It’s “Personal”– An Expansion of What Qualifies As “Personal Information” Under Pennsylvania’s Data Breach Notification Law
In Pennsylvania, data breach notification is governed by the Breach of Personal Information Notification Act (“the Act”). Originally codified in 2005, the Act addresses the security of computerized data and the notification of individuals whose “personal information” was, or may have been, disclosed to unauthorized recipients due to a security system breach, as well as the imposition of penalties for failing to meet the Act’s notification requirements. Any entity that “maintains, stores, or manages computerized data that includes personal information” is subject to the Act. The broad scope of the Act applies to everything from state agencies and political subdivisions of the Commonwealth to individuals or businesses of any form (sole proprietorships, partnerships, corporations, associations, etc.) that do business, or destroy records, in Pennsylvania.
Therefore, it is critical for all businesses to understand what qualifies as “personal information” in order to ensure compliance with the Act’s post-breach notification requirements. Previously, the Act defined “personal information” as only: (1) a social security number, (2) a driver’s license number or state identification number issued in lieu of a driver’s license, and (3) a financial account number, credit card number, or debit card number, in combination with a password or security question and answer that would permit access to an online account.
The Pennsylvania Legislature recently took steps to expand the Act’s definition of what constitutes “personal information.” As a result, three additional types of “personal information” will be subject to the Act’s post-breach notification requirements: (1) medical information, (2) health insurance information, and (3) a username or email address, in combination with a password or security question and answer that would permit access to an online account. The new definition is effective as of May 2, 2023.
“Medical information,” pursuant to the Act, includes “[a]ny individually identifiable information contained in the individual’s current or historical record of medical history or medical treatment or diagnosis created by a health care professional.” Meanwhile, “health insurance information” includes “[a]n individual’s health insurance policy number or subscriber identification number in combination with access code or other medical information that permits misuse of an individual’s health insurance benefit.”
Naturally, healthcare providers and entities doing business in the healthcare industry are, and have long been, subject to Federal security and privacy mandates that aim to protect an individual’s personal health information via, at least, the Health Insurance Portability and Accountability Act of 1996 (“HIPAA”), the Health Information Technology for Economic and Clinical Health (HITECH) Act, enacted as part of the American Recovery and Reinvestment Act of 2009, and the associated regulations. In its recent amendment of Pennsylvania’s Breach of Personal Information Notification Act, the state legislature acknowledged HIPAA’s pre-existing requirements by explicitly carving an exception into the Act’s post-breach notification requirements. The Act now provides that any entity that is subject to HIPAA will be deemed in compliance of the Act’s notification requirements so long as the entity is in compliance with HIPAA’s privacy and security standards for the protection of electronic personal health information.

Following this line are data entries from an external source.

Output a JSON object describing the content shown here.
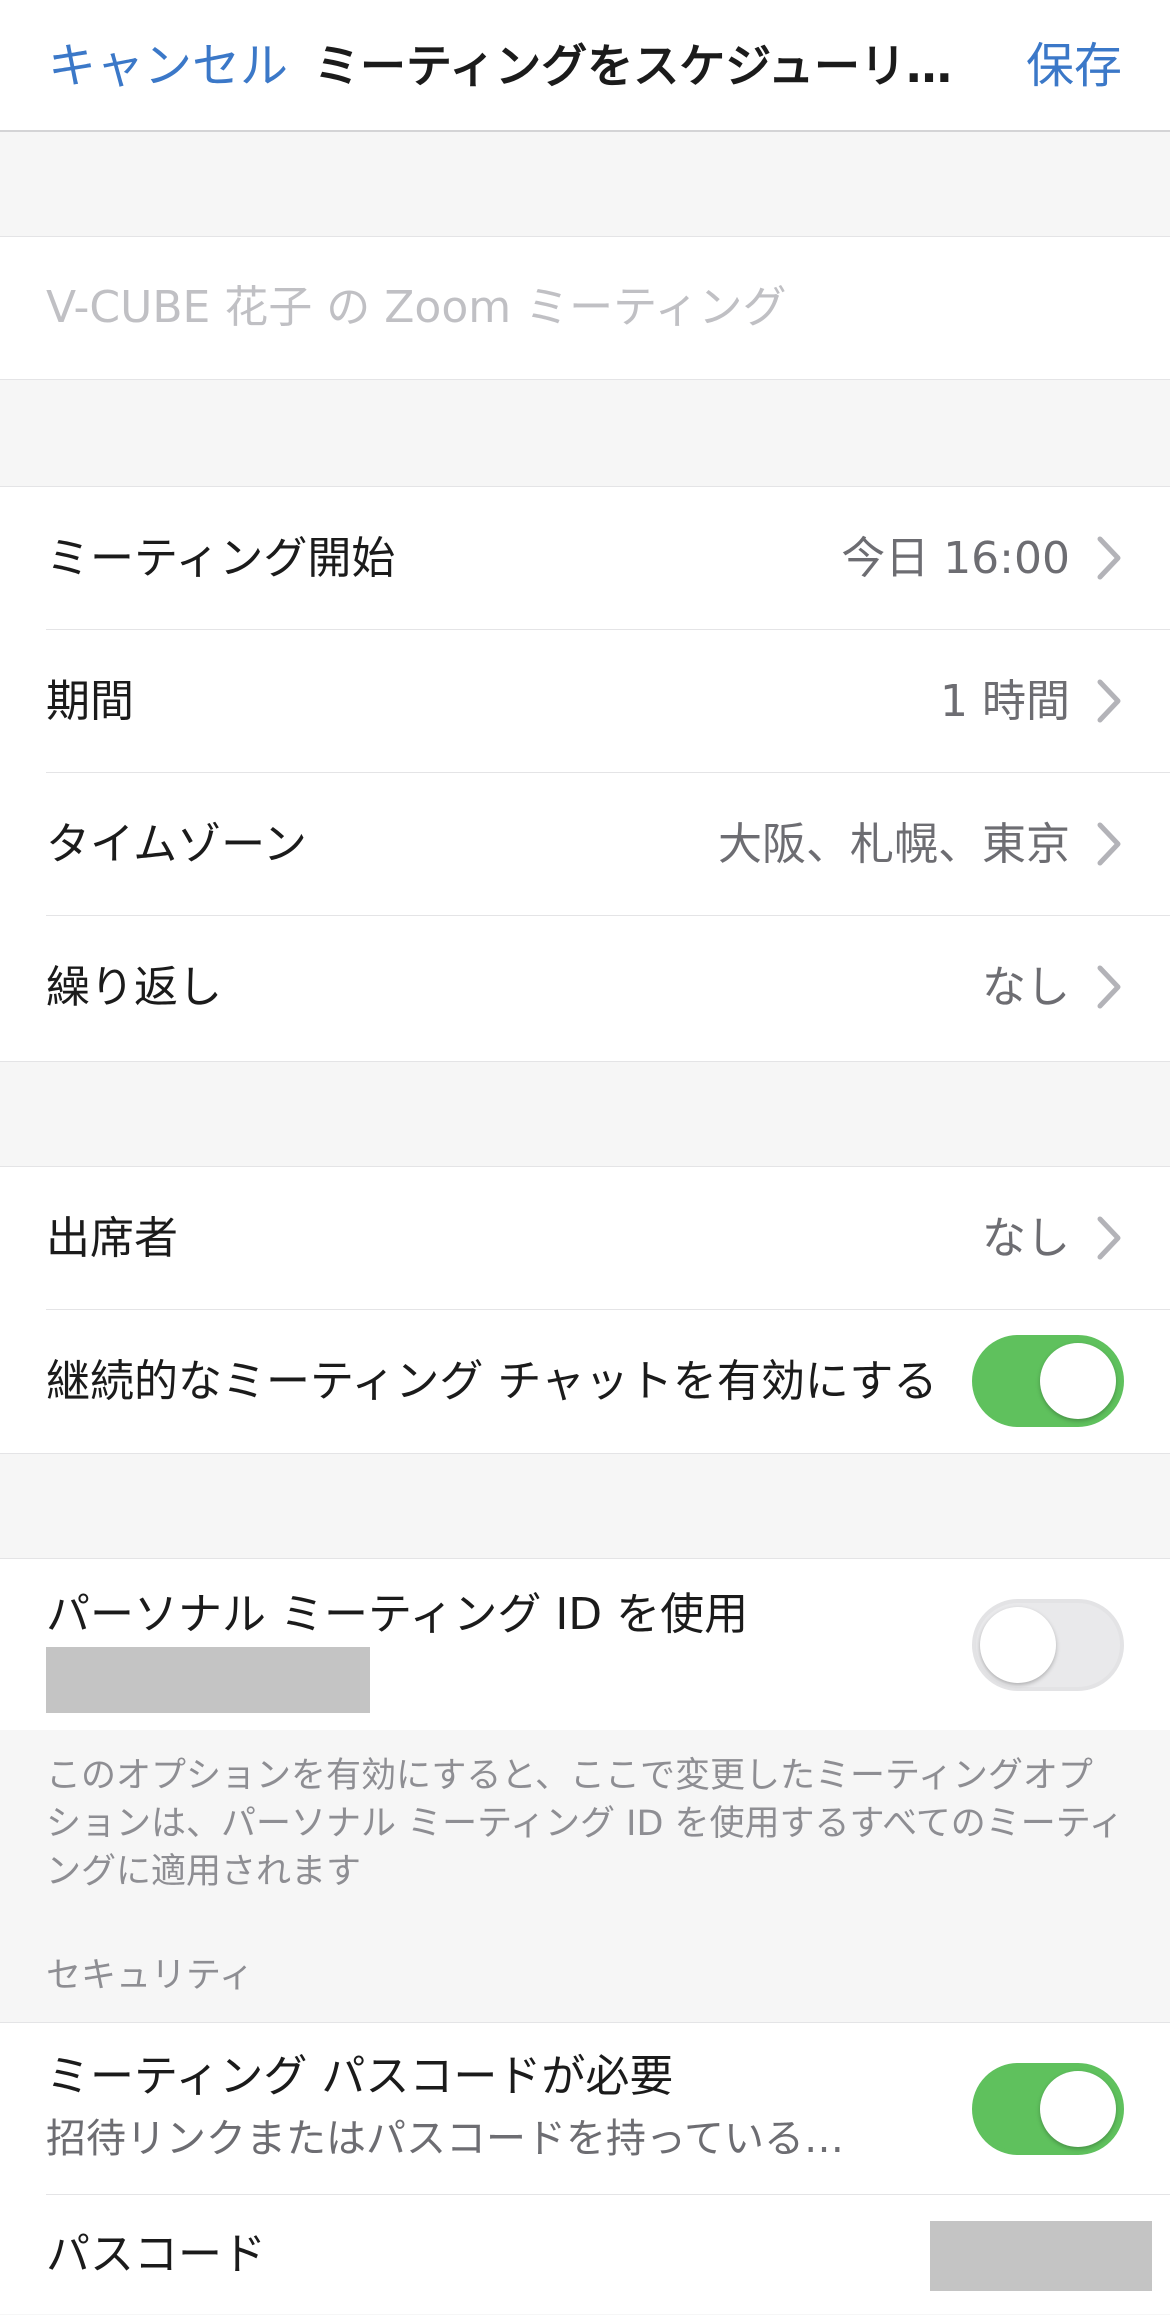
{
  "nav": {
    "cancel": "キャンセル",
    "title": "ミーティングをスケジューリ…",
    "save": "保存"
  },
  "topic": {
    "placeholder": "V-CUBE 花子 の Zoom ミーティング"
  },
  "schedule": {
    "start_label": "ミーティング開始",
    "start_value": "今日 16:00",
    "duration_label": "期間",
    "duration_value": "1 時間",
    "timezone_label": "タイムゾーン",
    "timezone_value": "大阪、札幌、東京",
    "repeat_label": "繰り返し",
    "repeat_value": "なし"
  },
  "attendees": {
    "label": "出席者",
    "value": "なし",
    "chat_label": "継続的なミーティング チャットを有効にする",
    "chat_enabled": true
  },
  "pmi": {
    "label": "パーソナル ミーティング ID を使用",
    "enabled": false,
    "note": "このオプションを有効にすると、ここで変更したミーティングオプションは、パーソナル ミーティング ID を使用するすべてのミーティングに適用されます"
  },
  "security": {
    "header": "セキュリティ",
    "passcode_required_label": "ミーティング パスコードが必要",
    "passcode_required_sub": "招待リンクまたはパスコードを持っている…",
    "passcode_required_enabled": true,
    "passcode_label": "パスコード"
  },
  "colors": {
    "accent": "#3b78c8",
    "toggle_on": "#5fc15d",
    "toggle_off": "#e9e9eb",
    "background": "#f6f6f6"
  },
  "icons": {
    "chevron": "chevron-right-icon"
  }
}
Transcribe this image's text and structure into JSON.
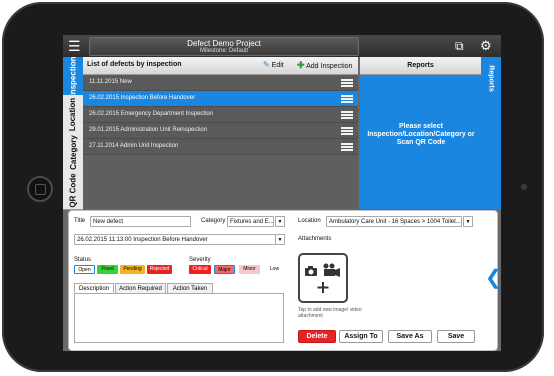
{
  "app": {
    "project_title": "Defect Demo Project",
    "milestone": "Milestone: Default"
  },
  "side_tabs": [
    "Inspection",
    "Location",
    "Category",
    "QR Code"
  ],
  "list": {
    "header": "List of defects by inspection",
    "edit_label": "Edit",
    "add_label": "Add Inspection",
    "rows": [
      "11.11.2015  New",
      "26.02.2015  Inspection Before Handover",
      "26.02.2015  Emergency Department Inspection",
      "29.01.2015  Administration Unit Reinspection",
      "27.11.2014  Admin Unit Inspection"
    ],
    "selected_index": 1
  },
  "reports": {
    "header": "Reports",
    "message": "Please select Inspection/Location/Category or Scan QR Code",
    "tab_label": "Reports"
  },
  "detail": {
    "title_label": "Title",
    "title_value": "New defect",
    "category_label": "Category",
    "category_value": "Fixtures and E...",
    "location_label": "Location",
    "location_value": "Ambulatory Care Unit - 16 Spaces > 1004 Toilet...",
    "inspection_value": "26.02.2015 11:13:00 Inspection Before Handover",
    "attachments_label": "Attachments",
    "attachments_hint": "Tap to add new image/ video attachment",
    "status_label": "Status",
    "status_options": [
      "Open",
      "Fixed",
      "Pending",
      "Rejected"
    ],
    "severity_label": "Severity",
    "severity_options": [
      "Critical",
      "Major",
      "Minor",
      "Low"
    ],
    "text_tabs": [
      "Description",
      "Action Required",
      "Action Taken"
    ],
    "buttons": {
      "delete": "Delete",
      "assign": "Assign To",
      "save_as": "Save As",
      "save": "Save"
    }
  },
  "colors": {
    "accent": "#1a86e0",
    "delete": "#e52525",
    "status_fixed": "#35d435",
    "status_pending": "#f2b420",
    "status_rejected": "#e52525",
    "severity_critical": "#f01e1e",
    "severity_major": "#f06a6a",
    "severity_minor": "#f8c8c8"
  },
  "icons": [
    "menu-icon",
    "qr-scan-icon",
    "gear-icon",
    "pencil-icon",
    "plus-icon",
    "hamburger-icon",
    "camera-icon",
    "video-camera-icon",
    "plus-icon",
    "chevron-left-icon"
  ]
}
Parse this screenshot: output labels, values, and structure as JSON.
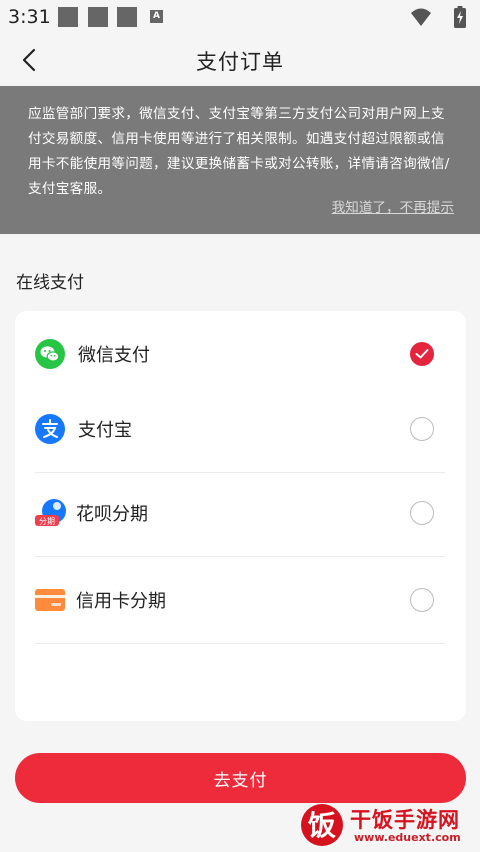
{
  "status_bar": {
    "time": "3:31",
    "a_badge": "A"
  },
  "nav": {
    "title": "支付订单",
    "back_icon": "chevron-left-icon"
  },
  "notice": {
    "text": "应监管部门要求，微信支付、支付宝等第三方支付公司对用户网上支付交易额度、信用卡使用等进行了相关限制。如遇支付超过限额或信用卡不能使用等问题，建议更换储蓄卡或对公转账，详情请咨询微信/支付宝客服。",
    "dismiss": "我知道了，不再提示"
  },
  "section": {
    "label": "在线支付"
  },
  "payment_methods": [
    {
      "label": "微信支付",
      "icon": "wechat-pay-icon",
      "selected": true
    },
    {
      "label": "支付宝",
      "icon": "alipay-icon",
      "selected": false
    },
    {
      "label": "花呗分期",
      "icon": "huabei-icon",
      "icon_text": "分期",
      "selected": false
    },
    {
      "label": "信用卡分期",
      "icon": "credit-card-icon",
      "selected": false
    }
  ],
  "submit": {
    "label": "去支付"
  },
  "watermark": {
    "name": "干饭手游网",
    "url": "www.eduext.com",
    "logo_char": "饭"
  },
  "colors": {
    "accent": "#ee2b3b",
    "wechat": "#28c445",
    "alipay": "#1677ff",
    "notice_bg": "#7a7a7a"
  }
}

Finally, regarding data breaches involving an individual’s username or email address, the Act now clarifies that post-breach electronic notification is permissible so long as the notice provides specifically enumerated direction regarding the steps needed to be performed to mitigate the potential impact of the breach. The electronic notification must include "direction to the affected individual to promptly change their password and security question or answer, or to take other steps appropriate to protect their online account."
While the amendments do not affect those in the healthcare field in a particularly meaningful manner, businesses not subject to HIPAA who do business in Pennsylvania need to be cognizant of the expanded definitions. They should review their computer network security systems, policies, practices and training programs to ensure they are taking steps to attempt to prevent data breaches. Ultimately, a related update is recommended to assist with compliance if an applicable breach of personal information occurs.
If you have questions or would like additional information, please contact Debra Weinrich (email@example.com; 215.864.6260) or Amanda McHugh (firstname.lastname@example.org; 215.864.6332).